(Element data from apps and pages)
=======
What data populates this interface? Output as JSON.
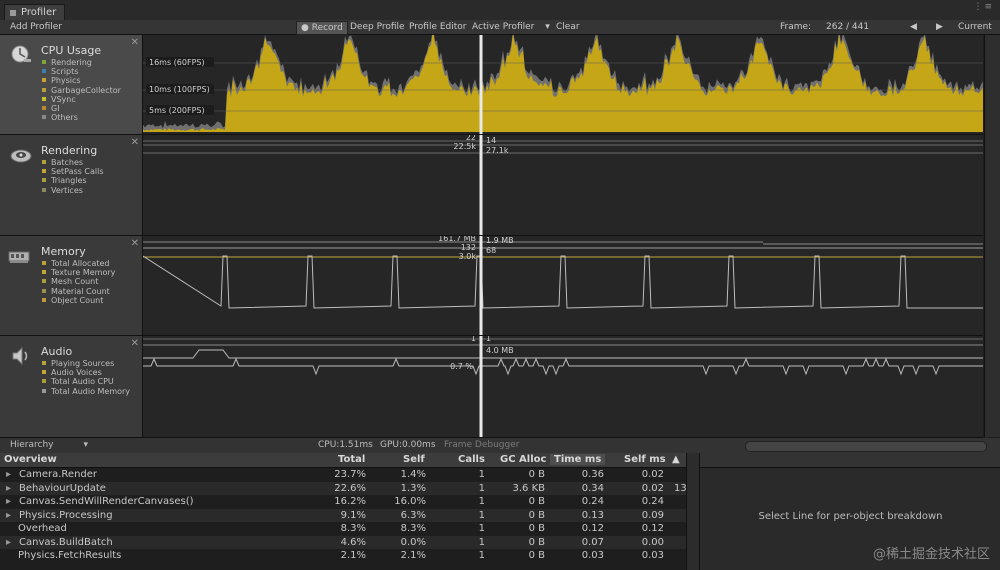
{
  "window": {
    "tab_title": "Profiler"
  },
  "toolbar": {
    "add_profiler": "Add Profiler",
    "record": "Record",
    "deep_profile": "Deep Profile",
    "profile_editor": "Profile Editor",
    "active_profiler": "Active Profiler",
    "clear": "Clear",
    "frame_label": "Frame:",
    "frame_value": "262 / 441",
    "current": "Current",
    "prev_arrow": "◀",
    "next_arrow": "▶"
  },
  "panels": {
    "cpu": {
      "title": "CPU Usage",
      "legend": [
        {
          "label": "Rendering",
          "color": "#7aa63a"
        },
        {
          "label": "Scripts",
          "color": "#3d7fb0"
        },
        {
          "label": "Physics",
          "color": "#c9a23a"
        },
        {
          "label": "GarbageCollector",
          "color": "#b5a23a"
        },
        {
          "label": "VSync",
          "color": "#c7c12c"
        },
        {
          "label": "GI",
          "color": "#b88a2c"
        },
        {
          "label": "Others",
          "color": "#8a8a8a"
        }
      ],
      "markers": [
        "16ms (60FPS)",
        "10ms (100FPS)",
        "5ms (200FPS)"
      ]
    },
    "rendering": {
      "title": "Rendering",
      "legend": [
        {
          "label": "Batches",
          "color": "#b2a33a"
        },
        {
          "label": "SetPass Calls",
          "color": "#c3a53a"
        },
        {
          "label": "Triangles",
          "color": "#a8a03a"
        },
        {
          "label": "Vertices",
          "color": "#8a8a60"
        }
      ],
      "values_left": [
        "22",
        "22.5k"
      ],
      "values_right": [
        "14",
        "27.1k"
      ]
    },
    "memory": {
      "title": "Memory",
      "legend": [
        {
          "label": "Total Allocated",
          "color": "#b8a43a"
        },
        {
          "label": "Texture Memory",
          "color": "#c3a63a"
        },
        {
          "label": "Mesh Count",
          "color": "#aaa03a"
        },
        {
          "label": "Material Count",
          "color": "#9a9050"
        },
        {
          "label": "Object Count",
          "color": "#c09a3a"
        }
      ],
      "values_left": [
        "161.7 MB",
        "132",
        "3.0k"
      ],
      "values_right": [
        "1.9 MB",
        "68"
      ]
    },
    "audio": {
      "title": "Audio",
      "legend": [
        {
          "label": "Playing Sources",
          "color": "#b5a43a"
        },
        {
          "label": "Audio Voices",
          "color": "#c2a63a"
        },
        {
          "label": "Total Audio CPU",
          "color": "#aaa03a"
        },
        {
          "label": "Total Audio Memory",
          "color": "#9a9a9a"
        }
      ],
      "values_left": [
        "1",
        "0.7 %"
      ],
      "values_right": [
        "1",
        "4.0 MB"
      ]
    }
  },
  "bottom_bar": {
    "view": "Hierarchy",
    "dropdown_arrow": "▾",
    "cpu": "CPU:1.51ms",
    "gpu": "GPU:0.00ms",
    "frame_debugger": "Frame Debugger"
  },
  "table": {
    "headers": [
      "Overview",
      "Total",
      "Self",
      "Calls",
      "GC Alloc",
      "Time ms",
      "Self ms"
    ],
    "sort_arrow": "▲",
    "expand_glyph": "▸",
    "rows": [
      {
        "name": "Camera.Render",
        "total": "23.7%",
        "self": "1.4%",
        "calls": "1",
        "gc": "0 B",
        "time": "0.36",
        "selfms": "0.02",
        "extra": "",
        "expand": true
      },
      {
        "name": "BehaviourUpdate",
        "total": "22.6%",
        "self": "1.3%",
        "calls": "1",
        "gc": "3.6 KB",
        "time": "0.34",
        "selfms": "0.02",
        "extra": "13",
        "expand": true
      },
      {
        "name": "Canvas.SendWillRenderCanvases()",
        "total": "16.2%",
        "self": "16.0%",
        "calls": "1",
        "gc": "0 B",
        "time": "0.24",
        "selfms": "0.24",
        "extra": "",
        "expand": true
      },
      {
        "name": "Physics.Processing",
        "total": "9.1%",
        "self": "6.3%",
        "calls": "1",
        "gc": "0 B",
        "time": "0.13",
        "selfms": "0.09",
        "extra": "",
        "expand": true
      },
      {
        "name": "Overhead",
        "total": "8.3%",
        "self": "8.3%",
        "calls": "1",
        "gc": "0 B",
        "time": "0.12",
        "selfms": "0.12",
        "extra": "",
        "expand": false
      },
      {
        "name": "Canvas.BuildBatch",
        "total": "4.6%",
        "self": "0.0%",
        "calls": "1",
        "gc": "0 B",
        "time": "0.07",
        "selfms": "0.00",
        "extra": "",
        "expand": true
      },
      {
        "name": "Physics.FetchResults",
        "total": "2.1%",
        "self": "2.1%",
        "calls": "1",
        "gc": "0 B",
        "time": "0.03",
        "selfms": "0.03",
        "extra": "",
        "expand": false
      }
    ]
  },
  "detail_panel": {
    "message": "Select Line for per-object breakdown"
  },
  "watermark": "@稀土掘金技术社区"
}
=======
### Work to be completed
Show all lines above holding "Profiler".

### Answer
    "tab_title": "Profiler"
    "add_profiler": "Add Profiler",
    "active_profiler": "Active Profiler",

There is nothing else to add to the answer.